Among the garbage picked up were over 11,000 cigarette butts.
Cigarette butts and associated paraphernalia (plastic tips, matches, cigarette packaging and lighters) consistently rank as the number one item collected during shoreline cleanups.
While the negative health impacts of cigarettes are widely studied and publicized, the negative environmental impacts associated with cigarette waste are less so.
Cigarette- related trash is a major problem world-wide. An estimated 4.3 trillion butts are discarded annually, many of which end up in streets oceans instead of garbage cans.
Whether butts land in the ocean or the trash can, they are not biodegradable and can take up to 12 years to break down, depending on conditions.
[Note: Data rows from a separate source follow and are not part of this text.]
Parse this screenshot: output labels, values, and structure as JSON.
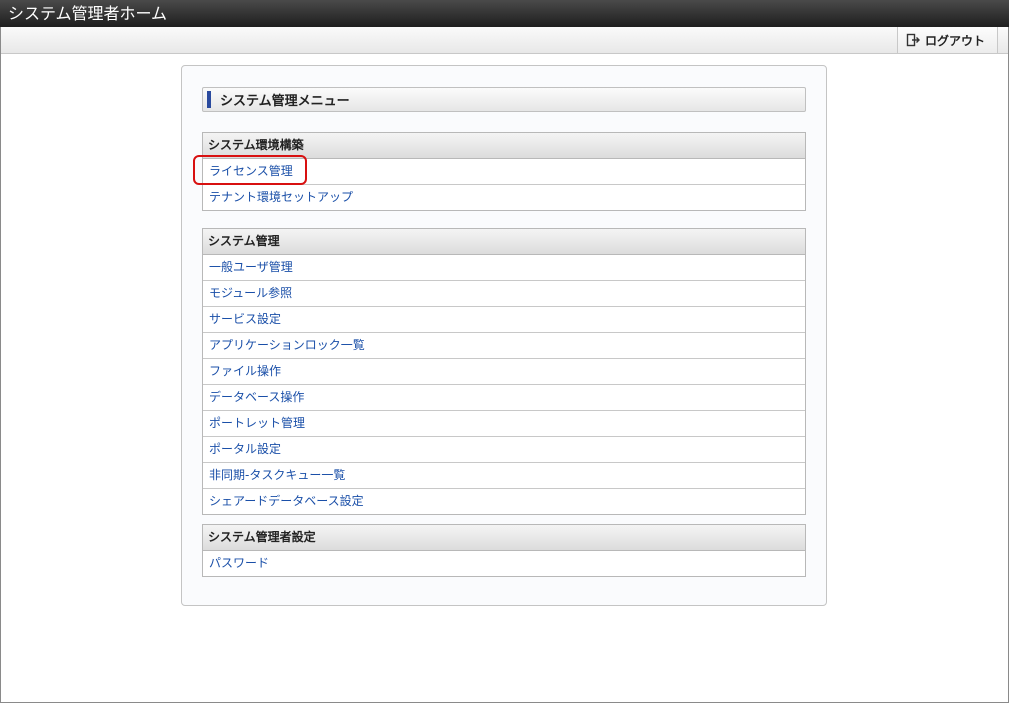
{
  "window": {
    "title": "システム管理者ホーム"
  },
  "toolbar": {
    "logout_label": "ログアウト",
    "logout_icon": "logout-icon"
  },
  "panel": {
    "title": "システム管理メニュー",
    "sections": [
      {
        "heading": "システム環境構築",
        "items": [
          "ライセンス管理",
          "テナント環境セットアップ"
        ]
      },
      {
        "heading": "システム管理",
        "items": [
          "一般ユーザ管理",
          "モジュール参照",
          "サービス設定",
          "アプリケーションロック一覧",
          "ファイル操作",
          "データベース操作",
          "ポートレット管理",
          "ポータル設定",
          "非同期-タスクキュー一覧",
          "シェアードデータベース設定"
        ]
      },
      {
        "heading": "システム管理者設定",
        "items": [
          "パスワード"
        ]
      }
    ]
  },
  "annotation": {
    "highlight_color": "#d81010"
  }
}
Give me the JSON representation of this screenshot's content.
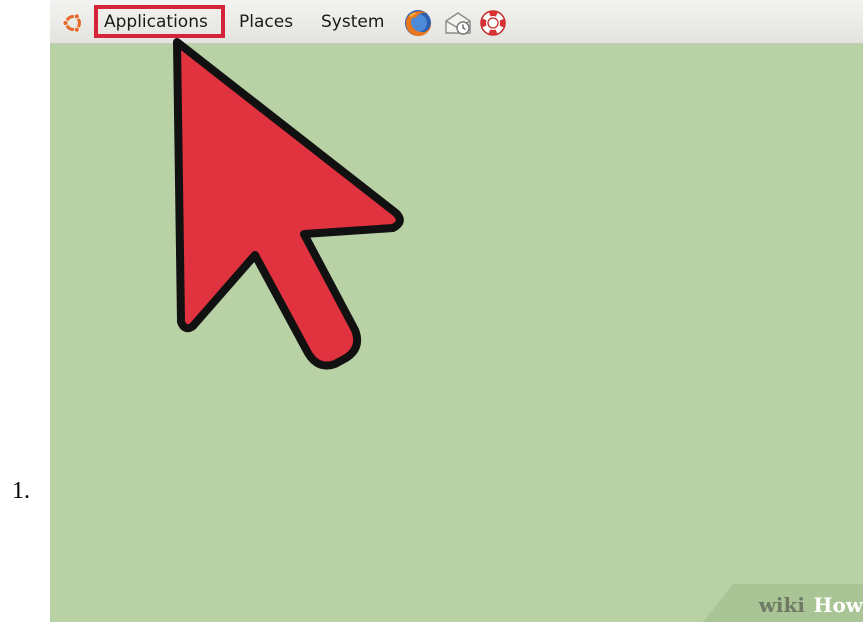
{
  "step": {
    "number": "1."
  },
  "panel": {
    "menus": [
      {
        "label": "Applications",
        "highlighted": true
      },
      {
        "label": "Places"
      },
      {
        "label": "System"
      }
    ],
    "launchers": [
      {
        "icon": "firefox-icon"
      },
      {
        "icon": "mail-icon"
      },
      {
        "icon": "help-icon"
      }
    ]
  },
  "colors": {
    "desktop_background": "#b8d1a5",
    "highlight": "#d5233a",
    "pointer_fill": "#e0323f"
  },
  "watermark": {
    "wiki": "wiki",
    "how": "How"
  }
}
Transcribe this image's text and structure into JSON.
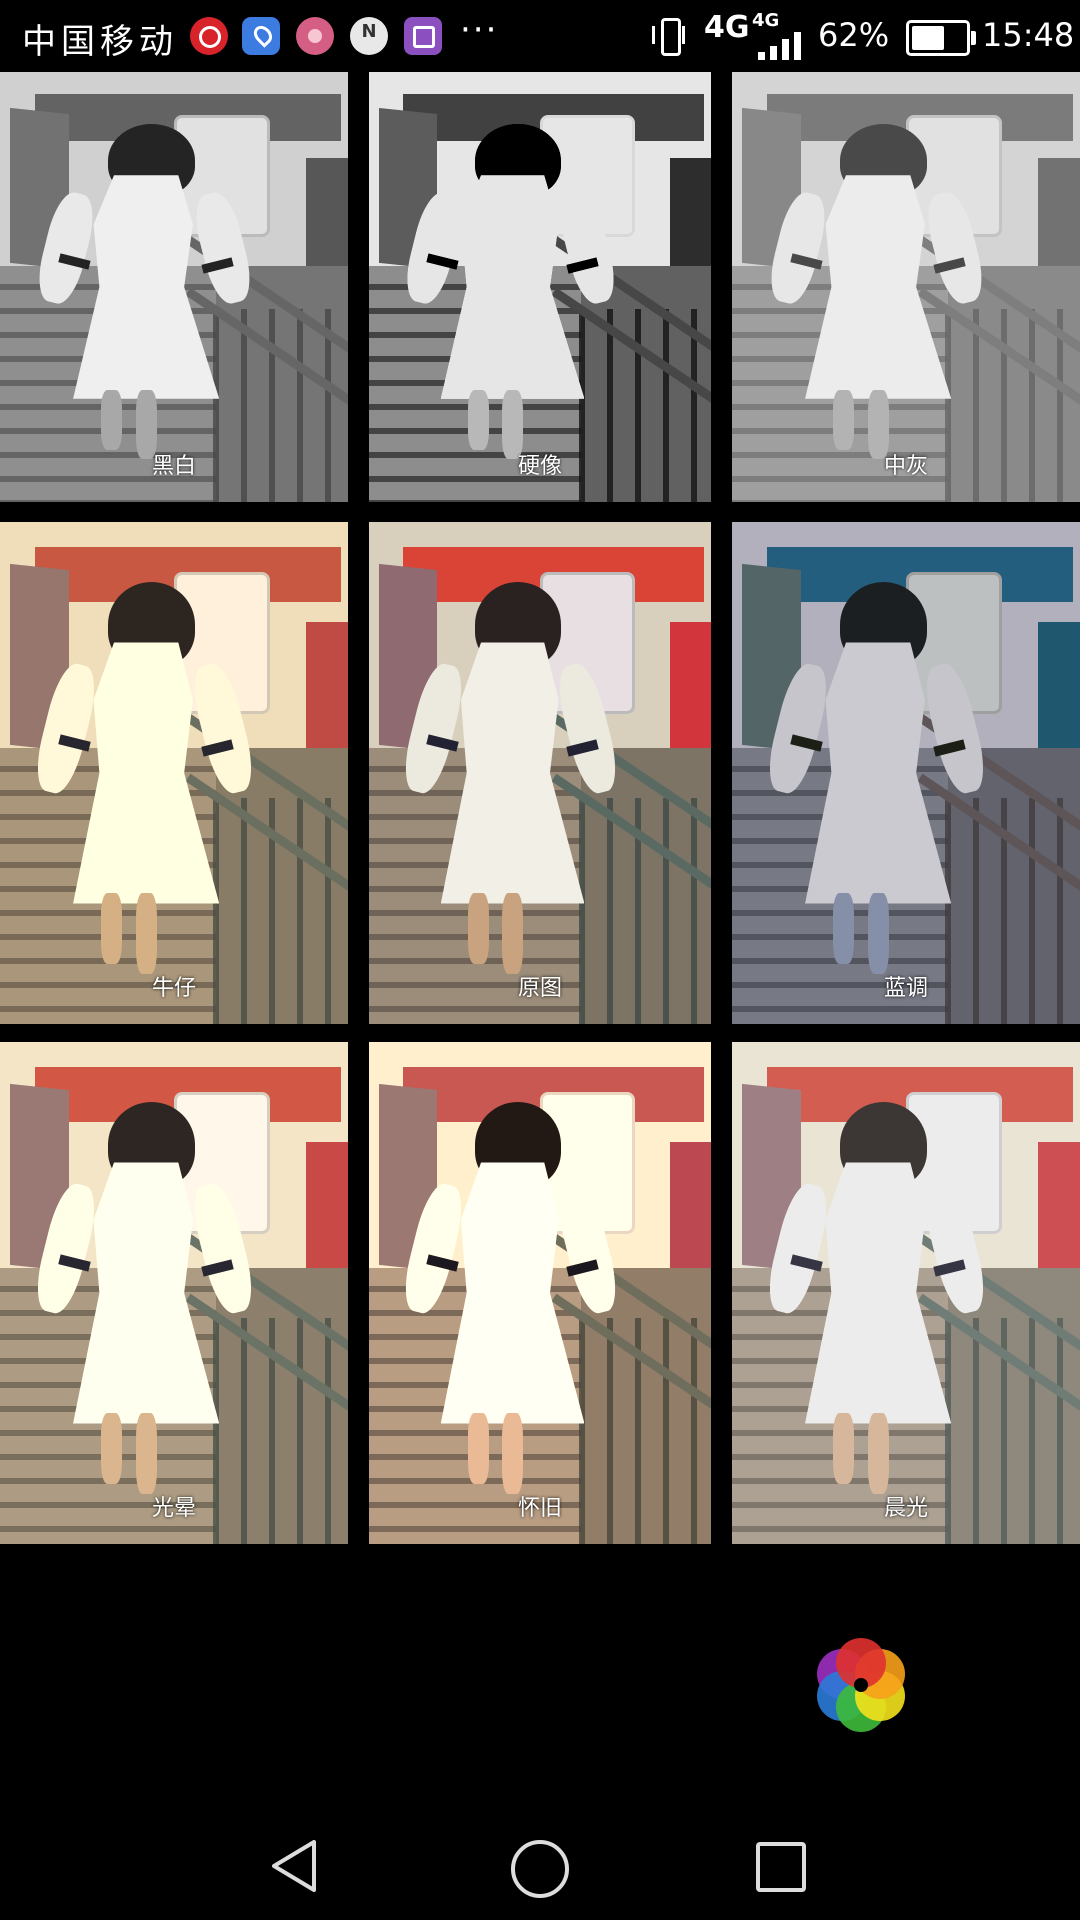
{
  "status_bar": {
    "carrier": "中国移动",
    "app_icons": [
      "netease-music-icon",
      "map-pin-icon",
      "flower-app-icon",
      "nexus-app-icon",
      "gallery-app-icon"
    ],
    "more": "···",
    "network_primary": "4G",
    "network_secondary": "4G",
    "battery_percent": "62%",
    "battery_level": 0.62,
    "time": "15:48"
  },
  "filters": [
    {
      "label": "黑白",
      "selected": false
    },
    {
      "label": "硬像",
      "selected": false
    },
    {
      "label": "中灰",
      "selected": true
    },
    {
      "label": "牛仔",
      "selected": false
    },
    {
      "label": "原图",
      "selected": false
    },
    {
      "label": "蓝调",
      "selected": false
    },
    {
      "label": "光晕",
      "selected": false
    },
    {
      "label": "怀旧",
      "selected": false
    },
    {
      "label": "晨光",
      "selected": false
    }
  ],
  "colors": {
    "selection_border": "#22c9d8",
    "background": "#000000",
    "logo_petals": [
      "#e0312f",
      "#f7a11a",
      "#f4e21c",
      "#3dbb3a",
      "#2a7bd8",
      "#9c2fc0"
    ]
  },
  "nav_bar": {
    "back": "back-icon",
    "home": "home-icon",
    "recent": "recent-apps-icon"
  }
}
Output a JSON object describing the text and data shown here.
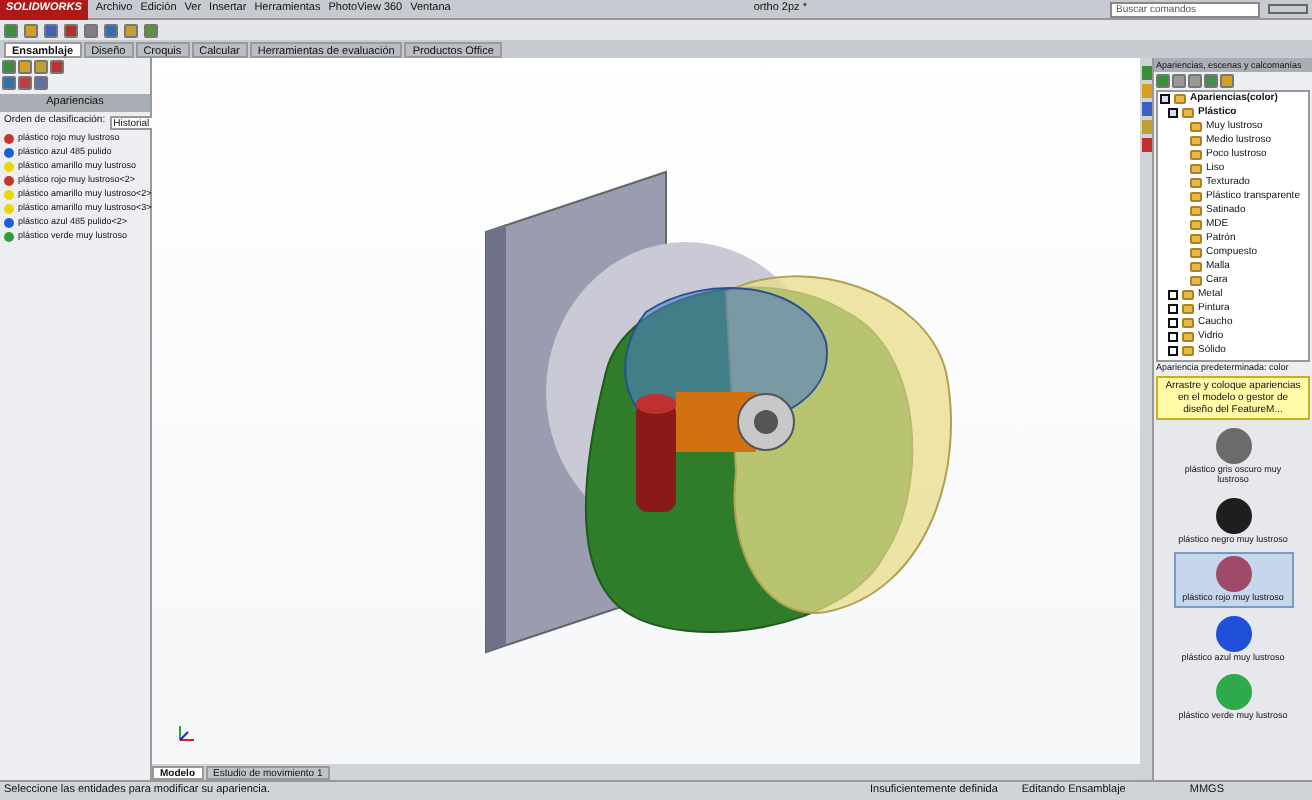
{
  "app": {
    "logo": "SOLIDWORKS",
    "menus": [
      "Archivo",
      "Edición",
      "Ver",
      "Insertar",
      "Herramientas",
      "PhotoView 360",
      "Ventana"
    ],
    "title": "ortho 2pz *",
    "search": {
      "placeholder": "Buscar comandos"
    }
  },
  "tabs": [
    {
      "label": "Ensamblaje",
      "selected": true
    },
    {
      "label": "Diseño",
      "selected": false
    },
    {
      "label": "Croquis",
      "selected": false
    },
    {
      "label": "Calcular",
      "selected": false
    },
    {
      "label": "Herramientas de evaluación",
      "selected": false
    },
    {
      "label": "Productos Office",
      "selected": false
    }
  ],
  "left_panel": {
    "title": "Apariencias",
    "sort_label": "Orden de clasificación:",
    "sort_value": "Historial",
    "items": [
      {
        "label": "plástico rojo muy lustroso",
        "color": "#c0392b"
      },
      {
        "label": "plástico azul 485 pulido",
        "color": "#1f5fd6"
      },
      {
        "label": "plástico amarillo muy lustroso",
        "color": "#e8d800"
      },
      {
        "label": "plástico rojo muy lustroso<2>",
        "color": "#c0392b"
      },
      {
        "label": "plástico amarillo muy lustroso<2>",
        "color": "#e8d800"
      },
      {
        "label": "plástico amarillo muy lustroso<3>",
        "color": "#e8d800"
      },
      {
        "label": "plástico azul 485 pulido<2>",
        "color": "#1f5fd6"
      },
      {
        "label": "plástico verde muy lustroso",
        "color": "#2e9e3a"
      }
    ]
  },
  "right_panel": {
    "title": "Apariencias, escenas y calcomanías",
    "tree": [
      {
        "label": "Apariencias(color)",
        "expanded": true,
        "children": [
          {
            "label": "Plástico",
            "expanded": true,
            "children": [
              {
                "label": "Muy lustroso"
              },
              {
                "label": "Medio lustroso"
              },
              {
                "label": "Poco lustroso"
              },
              {
                "label": "Liso"
              },
              {
                "label": "Texturado"
              },
              {
                "label": "Plástico transparente"
              },
              {
                "label": "Satinado"
              },
              {
                "label": "MDE"
              },
              {
                "label": "Patrón"
              },
              {
                "label": "Compuesto"
              },
              {
                "label": "Malla"
              },
              {
                "label": "Cara"
              }
            ]
          },
          {
            "label": "Metal",
            "expanded": false
          },
          {
            "label": "Pintura",
            "expanded": false
          },
          {
            "label": "Caucho",
            "expanded": false
          },
          {
            "label": "Vidrio",
            "expanded": false
          },
          {
            "label": "Sólido",
            "expanded": false
          }
        ]
      }
    ],
    "default_label": "Apariencia predeterminada: color",
    "hint": "Arrastre y coloque apariencias en el modelo o gestor de diseño del FeatureM...",
    "swatches": [
      {
        "label": "plástico gris oscuro muy lustroso",
        "color": "#6b6b6b",
        "selected": false
      },
      {
        "label": "plástico negro muy lustroso",
        "color": "#1e1e1e",
        "selected": false
      },
      {
        "label": "plástico rojo muy lustroso",
        "color": "#a04a6a",
        "selected": true
      },
      {
        "label": "plástico azul muy lustroso",
        "color": "#1f4fd8",
        "selected": false
      },
      {
        "label": "plástico verde muy lustroso",
        "color": "#2faa4a",
        "selected": false
      }
    ]
  },
  "bottom_tabs": [
    {
      "label": "Modelo",
      "selected": true
    },
    {
      "label": "Estudio de movimiento 1",
      "selected": false
    }
  ],
  "status_bar": {
    "message": "Seleccione las entidades para modificar su apariencia.",
    "definition": "Insuficientemente definida",
    "mode": "Editando Ensamblaje",
    "units": "MMGS"
  }
}
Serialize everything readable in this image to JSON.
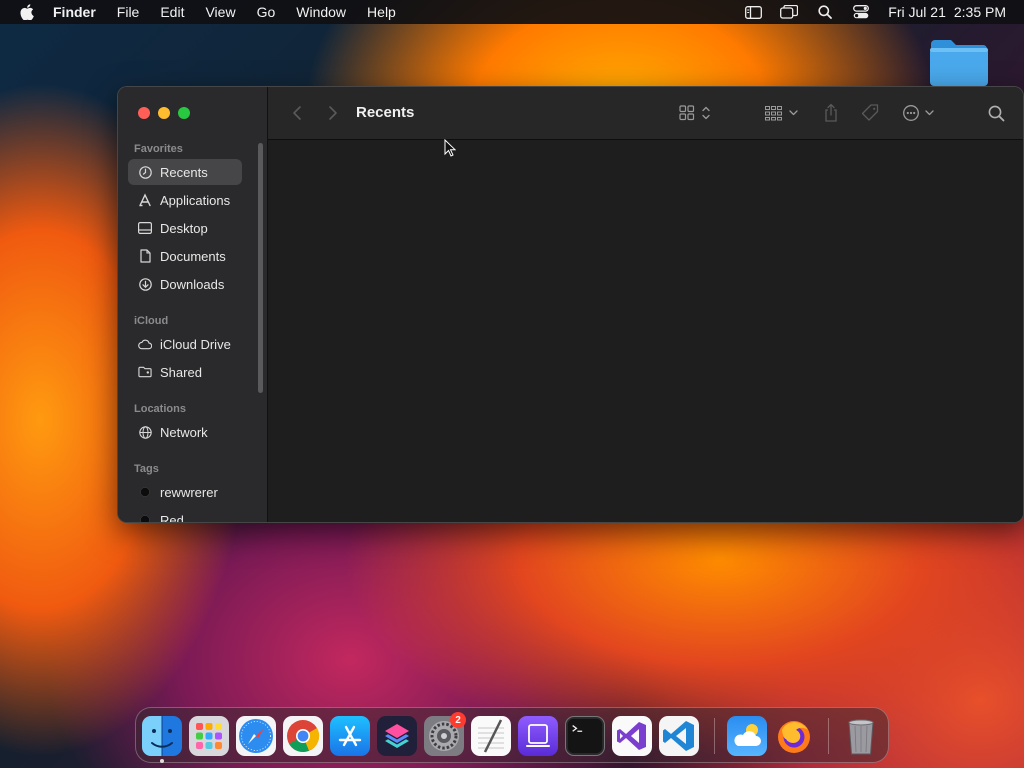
{
  "menubar": {
    "app_name": "Finder",
    "items": [
      "File",
      "Edit",
      "View",
      "Go",
      "Window",
      "Help"
    ],
    "date": "Fri Jul 21",
    "time": "2:35 PM",
    "status_icons": [
      "sidebar-icon",
      "screen-mirroring-icon",
      "spotlight-search-icon",
      "control-center-icon"
    ]
  },
  "window": {
    "title": "Recents",
    "traffic_lights": [
      "close",
      "minimize",
      "zoom"
    ],
    "sidebar": {
      "sections": [
        {
          "label": "Favorites",
          "items": [
            {
              "label": "Recents",
              "icon": "clock-icon",
              "selected": true
            },
            {
              "label": "Applications",
              "icon": "applications-icon",
              "selected": false
            },
            {
              "label": "Desktop",
              "icon": "desktop-icon",
              "selected": false
            },
            {
              "label": "Documents",
              "icon": "document-icon",
              "selected": false
            },
            {
              "label": "Downloads",
              "icon": "download-icon",
              "selected": false
            }
          ]
        },
        {
          "label": "iCloud",
          "items": [
            {
              "label": "iCloud Drive",
              "icon": "cloud-icon",
              "selected": false
            },
            {
              "label": "Shared",
              "icon": "shared-folder-icon",
              "selected": false
            }
          ]
        },
        {
          "label": "Locations",
          "items": [
            {
              "label": "Network",
              "icon": "globe-icon",
              "selected": false
            }
          ]
        },
        {
          "label": "Tags",
          "items": [
            {
              "label": "rewwrerer",
              "icon": "tag-dot-icon",
              "color": "#111111"
            },
            {
              "label": "Red",
              "icon": "tag-dot-icon",
              "color": "#111111"
            }
          ]
        }
      ]
    },
    "toolbar": {
      "buttons": [
        "back-icon",
        "forward-icon",
        "view-grid-icon",
        "group-icon",
        "share-icon",
        "tag-icon",
        "more-actions-icon",
        "search-icon"
      ]
    }
  },
  "dock": {
    "apps": [
      {
        "name": "Finder",
        "icon": "finder-icon",
        "running": true
      },
      {
        "name": "Launchpad",
        "icon": "launchpad-icon"
      },
      {
        "name": "Safari",
        "icon": "safari-icon"
      },
      {
        "name": "Google Chrome",
        "icon": "chrome-icon"
      },
      {
        "name": "App Store",
        "icon": "app-store-icon"
      },
      {
        "name": "Shortcuts",
        "icon": "shortcuts-icon"
      },
      {
        "name": "System Settings",
        "icon": "settings-icon",
        "badge": "2"
      },
      {
        "name": "TextEdit",
        "icon": "textedit-icon"
      },
      {
        "name": "Simulator",
        "icon": "simulator-icon"
      },
      {
        "name": "Terminal",
        "icon": "terminal-icon"
      },
      {
        "name": "Visual Studio",
        "icon": "visual-studio-icon"
      },
      {
        "name": "Visual Studio Code",
        "icon": "vscode-icon"
      },
      {
        "name": "Weather",
        "icon": "weather-icon"
      },
      {
        "name": "Firefox",
        "icon": "firefox-icon"
      },
      {
        "name": "Trash",
        "icon": "trash-icon"
      }
    ]
  },
  "colors": {
    "accent_red": "#ff5f57",
    "accent_yellow": "#febc2e",
    "accent_green": "#28c840",
    "badge": "#ff3b30"
  }
}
A major â€˜butt’ component are cellulose acetate filters, a thermoplastic intended to reduce the amount of toxins (cyanide, mercury, arsenic) inhaled by smokers.
That means every discarded butt (which end up in storm drains that empty into streams, rivers, and eventually oceans) is concentrated with these toxinsâ€”toxins that have been shown to leach into water and cause a higher fish mortality rate, prompting calls to label cigarette waste as toxic waste.
Other cigarette waste-related environmental issues include wildlife ingestion and subsequent death along the food chain.
As of Sept. 1, 2010, the Vancouver Park Board announced a new bylaw banning smoking, year-round, at all of the city’s parks and beaches. Violators can expect a minimum fine of $250.
It will be interesting to see how next year’s shoreline cleanup statistics will compare to this year’s now that the smoking ban is in effect.
Last modified: September 14, 2018
It is horrible that this many ‘butts’ are found on beaches around the world every year. But if they don’t want smokers to throw their butts on the street then why not (like in Britain & Spain – was just there on holidays) put ashtrays back on the streets. The garbage cans seem to have helped with less garbage on the streets, but since the new bylaws came in all ashtrays were removed from around buildings. Something to ponder.
Thank you VERY MUCH to those who picked up all those butts! Its disgusting how many are all over the beach. Lets hope that next summer we can put our towels down without having butts all over the sand! 🙂
I want to meet the person who counted them
I see BOATHOUSE staff quickly started filling the Park up with more butts, even before the clean-up finished….YUK